We have continued to follow the teachings of Weston A Price and have stuck to following Ramiel's Balanced Tooth Decay Remineralizing Program and the Advanced Tooth Decay Healing protocol. As of today, Liam's front four teeth still have some discoloration and slight decay but the rest of his top teeth appear to have healed (to be confirmed at his next dental appointment), his bottom teeth remain cavity free. Our breastfeeding journey ended at 39 months, when I got a pretty severe case of mastitis, that was my marquee in the sky, if you will, and after successful treatment from my homeopath, once the infection had cleared up, Liam and I decided together that September 18, 2013 was our last feed.

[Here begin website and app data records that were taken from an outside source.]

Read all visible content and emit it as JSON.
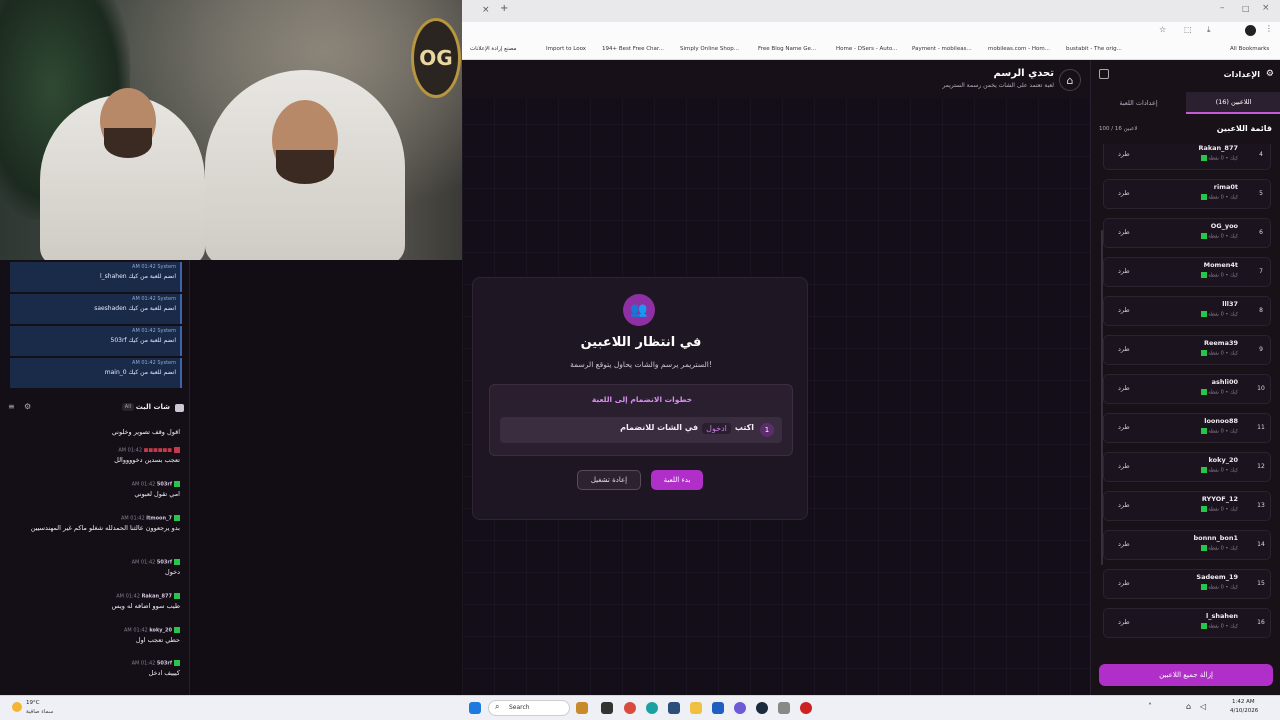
{
  "browser": {
    "new_tab": "+",
    "bookmarks": [
      "مصنع إرادة الإعلانات",
      "Import to Loox",
      "194+ Best Free Char...",
      "Simply Online Shop...",
      "Free Blog Name Ge...",
      "Home - DSers - Auto...",
      "Payment - mobileas...",
      "mobileas.com - Hom...",
      "bustabit - The orig...",
      "All Bookmarks"
    ]
  },
  "game": {
    "title": "تحدي الرسم",
    "subtitle": "لعبة تعتمد على الشات يخمن رسمة الستريمر",
    "waiting_title": "في انتظار اللاعبين",
    "waiting_desc": "الستريمر يرسم والشات يحاول يتوقع الرسمة!",
    "steps_title": "خطوات الانضمام إلى اللعبة",
    "step_num": "1",
    "step_pre": "اكتب",
    "step_kw": "ادخول",
    "step_post": "في الشات للانضمام",
    "restart": "إعادة تشغيل",
    "start": "بدء اللعبة"
  },
  "settings": {
    "title": "الإعدادات",
    "tab_players": "اللاعبين (16)",
    "tab_game": "إعدادات اللعبة",
    "list_title": "قائمة اللاعبين",
    "count": "100 / 16 لاعبين",
    "kick": "طرد",
    "sub": "كيك • 0 نقطة",
    "players": [
      {
        "n": "4",
        "name": "Rakan_877"
      },
      {
        "n": "5",
        "name": "rima0t"
      },
      {
        "n": "6",
        "name": "OG_yoo"
      },
      {
        "n": "7",
        "name": "Momen4t"
      },
      {
        "n": "8",
        "name": "lll37"
      },
      {
        "n": "9",
        "name": "Reema39"
      },
      {
        "n": "10",
        "name": "ashli00"
      },
      {
        "n": "11",
        "name": "loonoo88"
      },
      {
        "n": "12",
        "name": "koky_20"
      },
      {
        "n": "13",
        "name": "RYYOF_12"
      },
      {
        "n": "14",
        "name": "bonnn_bon1"
      },
      {
        "n": "15",
        "name": "Sadeem_19"
      },
      {
        "n": "16",
        "name": "l_shahen"
      }
    ],
    "remove_all": "إزالة جميع اللاعبين"
  },
  "system_msgs": [
    {
      "meta": "AM 01:42 System",
      "text": "l_shahen انضم للعبة من كيك"
    },
    {
      "meta": "AM 01:42 System",
      "text": "saeshaden انضم للعبة من كيك"
    },
    {
      "meta": "AM 01:42 System",
      "text": "503rf انضم للعبة من كيك"
    },
    {
      "meta": "AM 01:42 System",
      "text": "main_0 انضم للعبة من كيك"
    }
  ],
  "chat": {
    "title": "شات البث",
    "badge": "All",
    "messages": [
      {
        "time": "",
        "user": "",
        "text": "اقول وقف تصوير وخلوني"
      },
      {
        "time": "AM 01:42",
        "user": "",
        "text": "تعجب بسدين دخووووالل"
      },
      {
        "time": "AM 01:42",
        "user": "503rf",
        "text": "امي تقول لعبوني"
      },
      {
        "time": "AM 01:42",
        "user": "ltmoon_7",
        "text": "بدو يرجعوون عالثنا الحمدلله شغلو ماكم غير المهندسيين"
      },
      {
        "time": "AM 01:42",
        "user": "503rf",
        "text": "دخول"
      },
      {
        "time": "AM 01:42",
        "user": "Rakan_877",
        "text": "طيب سوو اضافه له ويس"
      },
      {
        "time": "AM 01:42",
        "user": "koky_20",
        "text": "حطي تعجب اول"
      },
      {
        "time": "AM 01:42",
        "user": "503rf",
        "text": "كيييف ادخل"
      }
    ]
  },
  "taskbar": {
    "search": "Search",
    "weather": "19°C",
    "weather_sub": "سماء صافية",
    "time": "1:42 AM",
    "date": "4/10/2026"
  }
}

As a family, we have forged meaningful and lasting relationships with our farmers, other Weston A Price Foundation members, families following along a natural and holistic health path and health practioners. Although recounting our story brings up some past wounds and fears, I realize just how much we have learned in three years and wonder how much we are yet to learn, for I know the learning process never quite ends. Our business has grown like a tiny seed from a place of failure, uncertainty and fear of judgment to a place of hope where we can provide the knowledge and health foods that have helped us land where we are today. I still hesitate and am scared to share our story but if it can help one family to not feel alone or one mother to not feel like she has failed her child, then my heart will be happy for sharing.
Thank you for reading and thank you so much for following along, we really appreciate you, and Ken and I can say for certain, if it wasn't for others sharing their stories, our story would have quite a different ending.
With love and admiration, Heather